Notable Academic Scholarship, Achievements, and Honors[edit]

Along with numerous scholarly articles and book chapters, Martin is the author of “An Introduction to Empirical Legal Research,” which he co-authored with Lee Epstein, the Ethan A.H. Shepley Distinguished University Professor at Washington University,[12] along with “Judicial Decision-Making: A Coursebook,” which he co-authored with Barry Friedman et al.[13] Throughout his career, Martin has received research funding from many organizations, including the Andrew W. Mellon Foundation, the MacArthur Foundation, the National Science Foundation, and the National Institutes of Health. In 2021, he was elected to the American Academy of Arts and Sciences.[14]

In addition to his many publications, Martin's most notable scholarly achievements include the Martin-Quinn scores,[15][16] where he and collaborator Kevin Quinn estimated the ideologies of U.S. Supreme Court justices, as well as his contribution to the Supreme Court Database, which documents and codes every decision by a U.S. Supreme Court justice since the Founding.[17]
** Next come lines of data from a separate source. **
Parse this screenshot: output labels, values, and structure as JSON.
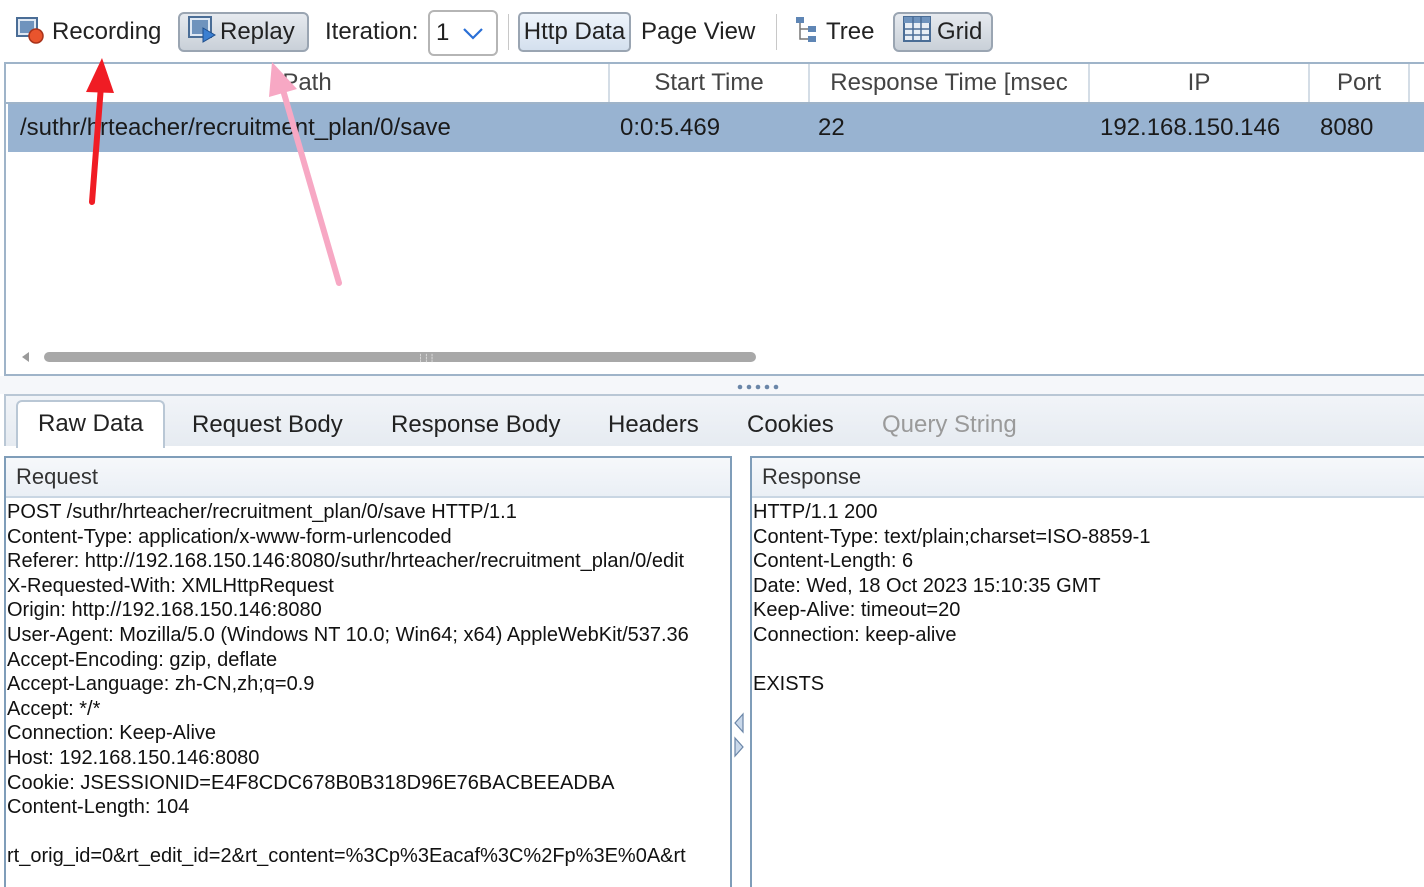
{
  "toolbar": {
    "recording_label": "Recording",
    "replay_label": "Replay",
    "iteration_label": "Iteration:",
    "iteration_value": "1",
    "http_data_label": "Http Data",
    "page_view_label": "Page View",
    "tree_label": "Tree",
    "grid_label": "Grid"
  },
  "grid": {
    "columns": [
      "Path",
      "Start Time",
      "Response Time [msec",
      "IP",
      "Port"
    ],
    "rows": [
      {
        "path": "/suthr/hrteacher/recruitment_plan/0/save",
        "start_time": "0:0:5.469",
        "response_time": "22",
        "ip": "192.168.150.146",
        "port": "8080"
      }
    ]
  },
  "tabs": [
    "Raw Data",
    "Request Body",
    "Response Body",
    "Headers",
    "Cookies",
    "Query String"
  ],
  "request": {
    "title": "Request",
    "lines": [
      "POST /suthr/hrteacher/recruitment_plan/0/save HTTP/1.1",
      "Content-Type: application/x-www-form-urlencoded",
      "Referer: http://192.168.150.146:8080/suthr/hrteacher/recruitment_plan/0/edit",
      "X-Requested-With: XMLHttpRequest",
      "Origin: http://192.168.150.146:8080",
      "User-Agent: Mozilla/5.0 (Windows NT 10.0; Win64; x64) AppleWebKit/537.36",
      "Accept-Encoding: gzip, deflate",
      "Accept-Language: zh-CN,zh;q=0.9",
      "Accept: */*",
      "Connection: Keep-Alive",
      "Host: 192.168.150.146:8080",
      "Cookie: JSESSIONID=E4F8CDC678B0B318D96E76BACBEEADBA",
      "Content-Length: 104",
      "",
      "rt_orig_id=0&rt_edit_id=2&rt_content=%3Cp%3Eacaf%3C%2Fp%3E%0A&rt"
    ]
  },
  "response": {
    "title": "Response",
    "lines": [
      "HTTP/1.1 200",
      "Content-Type: text/plain;charset=ISO-8859-1",
      "Content-Length: 6",
      "Date: Wed, 18 Oct 2023 15:10:35 GMT",
      "Keep-Alive: timeout=20",
      "Connection: keep-alive",
      "",
      "EXISTS"
    ]
  },
  "colors": {
    "selected_row": "#98b3d1",
    "annotation_red": "#f01c24",
    "annotation_pink": "#f7a8c4"
  }
}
  1. ^ Andrew D Martin : Curriculum Vitae. Retrieved on February 9, 2021
  2. ^ Fitzgerald, Rick (April 17, 2014). "Political scientist selected as next LSA dean". The University Record. Retrieved February 9, 2021.{{cite news}}: CS1 maint: url-status (link)
  3. ^ Andrew D. Martin. Retrieved February, 2021.
  4. ^ Inaugural Address: Momentum. Retrieved February, 2021.
  5. ^ WashU Together: COVID-19 Response. Retrieved February, 2021.
  6. ^ Andrew D. Martin and Fred P. Pestello: St. Louis' moment to rally against a pandemic. Retrieved February, 2021.
  7. ^ Washington University develops COVID-19 saliva test. Retrieved February, 2021.
  8. ^ University creates Center for the Study of Race, Ethnicity & Equity. Retrieved February, 2021.
  9. ^ Center for the Study of Race, Ethnicity, and Equity. Retrieved February, 2021.
  10. ^ Newly inaugurated Washington University Chancellor Andrew D. Martin makes ‘WashU Pledge’. Retrieved February, 2021.
  11. ^ Racial Equity. Retrieved February, 2021.
  12. ^ Epstein, Lee, and Andrew D. Martin. An introduction to empirical legal research. Oxford University Press, 2014.
  13. ^ Clark, Tom S., et al. Judicial Decision-Making: A Coursebook. United States, West Academic, 2020.
  14. ^ "Chancellor, four other faculty named to American Academy of Arts & Sciences | The Source | Washington University in St. Louis". The Source. 2021-04-22. Retrieved 2021-07-14.
  15. ^ Martin, Andrew D. and Kevin M. Quinn. 2002. “Dynamic Ideal Point Estimation via Markov Chain Monte Carlo for the U.S. Supreme Court, 1953–1999,” 10 Political Analysis 134–153
  16. ^ Martin-Quinn Scores : Description Archived 2011-07-20 at the Wayback Machine. Retrieved on November 12, 2011.
  17. ^ The Supreme Court Database. Retrieved on November 12, 2011.

External links[edit]